Now, suddenly, the Tea Party is everybody's whipping boy.
Liberals, in the wake of the election, gloat about what they see as liberalism's return to the mainstream and good riddance to the end of the Republican "extremists."
And, despite the spin, which never stops in Washington, it is not accidental that four prominent Tea Party congressmen have been purged from key committee posts by House Speaker John Boehner.
So as the Washington "establishment" cozies up to the mindset that America will go on no matter what and that a bloated, debt-ridden America can go on just fine as long as there is political compromise in Washington, here are a few things to think about.
The Economist Intelligence Unit, a sister company of The Economist magazine, publishes each year a "quality of life" index. It ranks 50 countries around the world according to which has the best prospects for the highest quality of life in the upcoming year.
It looks at 11 factors, including economic (GDP per capita, GDP growth, inflation) and socio-political (life expectancy, literacy, human rights) considerations.
When the Index was first published in 1988, the United States was No. 1 in the world. This year, the United States has dropped to number 16.
Or consider the Economic Freedom of the World Index, published annually by a consortium of free-market think tanks from around the world.
According to this year's report: "The United States, long considered the standard bearer for economic freedom among large industrial nations, has experienced a substantial decline in economic freedom during the past decade. From 1980 to 2000, the United States was generally rated the third freest economy in the world, ranked behind only Hong Kong and Singapore."
In the latest rankings, the United States has dropped to number 19 in the world in economic freedom.
Why does this matter?
There is a direct correlation between how a nation ranks in economic freedom and its per capita GDP, income, and general measures of quality of life, such as life expectancy and civil liberties. More economic freedom means more prosperity and a higher quality of life.
According to data just published by the United Nations, in 2011 China surpassed, for the first time, the United States as the world's leading manufacturer.
Walter Isaacson relates, in his 2011 biography of the late founder of Apple Steve Jobs, how Jobs lectured President Barack Obama about how "regulations and unnecessary costs" in the United States drive firms to open plants in China.
We've got bad news and good news in our country today.
The bad news is that the country is unquestionably in decline.
The good news is that we remain sufficiently free to turn things around.
The compromisers tell us that we have no choice but to resign ourselves to a bloated, second-class America. They point out the obvious -- Obama won the election -- and conclude we should run up the white flag.
They also point to current polling that says the majority of Americans want compromise.
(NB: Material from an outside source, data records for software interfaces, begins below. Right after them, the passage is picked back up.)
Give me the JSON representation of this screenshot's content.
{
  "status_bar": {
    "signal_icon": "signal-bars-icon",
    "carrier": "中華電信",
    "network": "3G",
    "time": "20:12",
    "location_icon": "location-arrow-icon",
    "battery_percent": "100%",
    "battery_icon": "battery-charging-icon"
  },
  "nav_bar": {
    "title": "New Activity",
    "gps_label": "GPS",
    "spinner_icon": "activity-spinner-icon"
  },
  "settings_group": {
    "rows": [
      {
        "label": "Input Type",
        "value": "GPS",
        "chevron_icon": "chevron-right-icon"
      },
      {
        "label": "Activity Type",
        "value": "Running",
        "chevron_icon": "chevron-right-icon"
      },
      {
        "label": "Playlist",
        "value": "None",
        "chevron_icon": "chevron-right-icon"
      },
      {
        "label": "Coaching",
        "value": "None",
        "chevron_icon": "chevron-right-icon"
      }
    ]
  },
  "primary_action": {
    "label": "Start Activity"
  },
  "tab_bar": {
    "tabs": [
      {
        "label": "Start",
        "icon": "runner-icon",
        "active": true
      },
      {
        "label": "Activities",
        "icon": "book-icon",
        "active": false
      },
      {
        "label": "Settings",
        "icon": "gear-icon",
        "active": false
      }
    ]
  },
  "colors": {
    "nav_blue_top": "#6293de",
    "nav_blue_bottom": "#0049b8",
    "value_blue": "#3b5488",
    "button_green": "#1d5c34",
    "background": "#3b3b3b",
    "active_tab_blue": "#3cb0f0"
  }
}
Raise taxes, cut spending here and there and move on. Disappearing from the discussion is what is really needed -- real unilateral spending cuts, real tax reform and a real overhaul of entitlements.
We should conclude from this how deep-seated our problem is and how badly America needs courageous leadership.
If the founders of America, upstarts against the British Empire, caved in the face of early defeats, the American miracle would never have occurred.
Let's recall two of Benjamin Franklin's quotes:
"Those who would give up essential liberty to purchase a little temporary safety deserve neither liberty nor safety."
"We must all hang together, or assuredly we shall all hang separately."
Tea Partiers must hang together, hang tough, and continue the winnable fight to restore American freedom.
Pastors know that blacks pay a high price for the havoc that moral relativism has caused. (comments)
A war is taking place in our country to delegitimize religion. (comments)
Can John Kerry really be serious that he knows better what makes Israel safe than Israel's own Prime Minister? (comments)
Dr. King was outspoken in his support of Israel and today there is a street named for him in Jerusalem. (comments)
Who is looking out for black interests -- the Black Caucus or the white Republican they call a racist? (comments)
After Martin Luther King's speech, what followed were government policies defined and motivated not by content of character but by race, gender, and income. (comments)
By 2022, the percentage of white students in public schools will be down to 45.9 percent and the minority percent will increase to 54.7 percent. (comments)
Don't tell people where to live, which is what government low-income housing does. (comments)
The basis of humanity, civilization, and decency is respect for and awe of the miracle of life. This must take precedence over all. (comments)
The American recovery is happening despite government, not because of it. (comments)
How far do we let liberals go in censuring speech and ideas in America? (comments)
Why focus on trying to make government more efficient rather than on what government should or should not do? (comments)
Moral relativism does not neutralize the moral marketplace. It replaces one set of values with another. (comments)
Five reforms the new Republican congress can pass to guarantee no more Fergusons. (comments)
There is no poll showing that that the immigration issue sits at the top of concerns of the American people. (comments)
For lack of something of substance to tell the American people, Democrats ran a campaign of hate, blame, and division. (comments)
Black Americans have suffered greatly living under the thumb of government and believing it is a good thing. (comments)
The funds that pay for the fear and disinformation campaign come from groups who really are hurting black Americans. (comments)
As Elbert Guillory points out in his ad, despite all the big government, the economic state of affairs of low-income blacks has changed little over the years. (comments)
Beyond the overriding economic control that the federal government now has over citizens, federal courts now dictate our social norms. (comments)